Published 30 June 2020
Governments have started to take actions to mitigate the impact of the COVID-19 outbreak worldwide. Such measures have resulted in the closure or at least interruption of businesses since it has become challenging for them to meet their contractual obligations. A frequently asked question is whether the Coronavirus outbreak could excuse contracting parties from performing their contractual obligations. Within this context, the legal practice usually triggers the application of two main doctrines, namely: force majeure and imprévision that find their origins in the French law. While the first usually results in suspending the contractual obligations due to the impossibility of performance, the second often leads to alleviating such obligations. This Article explains the challenges facing the performance of contracts in Egypt in light of the global pandemic of COVID-19. The Article briefly provides the reader with an initial understanding of the main features of the Egyptian legal system. In particular, this Article highlights the differences between civil and administrative contracts and the role of the Egyptian judiciary in forming each type of contracts, to facilitate the understanding of the legal implications of the Coronavirus outbreak within this context. The Article then explains the two common doctrines that could be used to cancel, suspend, or amend both civil and administrative contracts in light of the pandemic; force majeure and imprévision. The Article distinguishes between each of the two theories and their legal consequences when applied to civil and administrative contracts. The Article also explains the other doctrines applied by the Egyptian judiciary, particularly in administrative contracts, which are the Fait Du Prince Theory; and the Material Adverse Events Theory. The Article concludes with analyzing the legal implications of Covid-19 in light of the presented legal doctrines in both civil and commercial contracts versus administrative contracts in Egypt.
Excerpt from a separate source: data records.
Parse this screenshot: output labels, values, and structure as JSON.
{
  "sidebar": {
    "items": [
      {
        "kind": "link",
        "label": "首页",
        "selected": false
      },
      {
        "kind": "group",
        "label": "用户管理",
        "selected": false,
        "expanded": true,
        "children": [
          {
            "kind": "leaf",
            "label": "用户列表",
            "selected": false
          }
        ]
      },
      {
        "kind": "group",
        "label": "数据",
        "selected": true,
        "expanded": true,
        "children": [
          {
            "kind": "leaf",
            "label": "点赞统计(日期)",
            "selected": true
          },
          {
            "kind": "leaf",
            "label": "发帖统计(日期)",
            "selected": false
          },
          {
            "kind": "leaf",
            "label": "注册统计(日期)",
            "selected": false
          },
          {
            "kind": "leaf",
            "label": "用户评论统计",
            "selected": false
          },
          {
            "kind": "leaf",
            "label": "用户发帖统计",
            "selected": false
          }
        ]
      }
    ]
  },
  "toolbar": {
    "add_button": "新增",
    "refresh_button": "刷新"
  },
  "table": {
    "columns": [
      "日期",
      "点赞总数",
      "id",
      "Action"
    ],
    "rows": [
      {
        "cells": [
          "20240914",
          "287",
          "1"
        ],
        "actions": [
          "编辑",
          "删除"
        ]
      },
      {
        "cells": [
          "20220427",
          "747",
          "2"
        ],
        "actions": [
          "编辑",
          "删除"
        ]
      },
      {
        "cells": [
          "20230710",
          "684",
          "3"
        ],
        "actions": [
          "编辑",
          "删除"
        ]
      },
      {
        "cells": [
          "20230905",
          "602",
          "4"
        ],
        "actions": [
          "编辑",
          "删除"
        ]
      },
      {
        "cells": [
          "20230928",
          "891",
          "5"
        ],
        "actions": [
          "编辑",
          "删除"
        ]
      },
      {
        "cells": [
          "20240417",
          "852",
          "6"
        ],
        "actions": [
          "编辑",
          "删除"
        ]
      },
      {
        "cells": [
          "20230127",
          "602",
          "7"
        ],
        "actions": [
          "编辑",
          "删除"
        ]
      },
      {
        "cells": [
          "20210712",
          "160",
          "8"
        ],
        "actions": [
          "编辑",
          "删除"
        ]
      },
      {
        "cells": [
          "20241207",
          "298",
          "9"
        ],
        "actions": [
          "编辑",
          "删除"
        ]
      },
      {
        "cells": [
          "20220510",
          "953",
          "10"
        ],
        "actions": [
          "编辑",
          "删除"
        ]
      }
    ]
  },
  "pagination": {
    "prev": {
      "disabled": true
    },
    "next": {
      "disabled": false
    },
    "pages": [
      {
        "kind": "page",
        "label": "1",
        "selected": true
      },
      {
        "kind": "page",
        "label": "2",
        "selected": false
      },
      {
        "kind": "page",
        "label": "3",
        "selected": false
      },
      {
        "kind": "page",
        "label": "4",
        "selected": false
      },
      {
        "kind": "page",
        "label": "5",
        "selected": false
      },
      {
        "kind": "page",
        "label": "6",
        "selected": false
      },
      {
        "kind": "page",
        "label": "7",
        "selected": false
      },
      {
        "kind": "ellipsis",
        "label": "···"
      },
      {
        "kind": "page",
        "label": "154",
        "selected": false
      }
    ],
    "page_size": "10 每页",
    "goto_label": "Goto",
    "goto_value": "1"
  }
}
This paper is be part of a series of papers on "Force Majeure, Hardship, etc". More information here www.transnational-dispute-management.com/news.asp?key=1813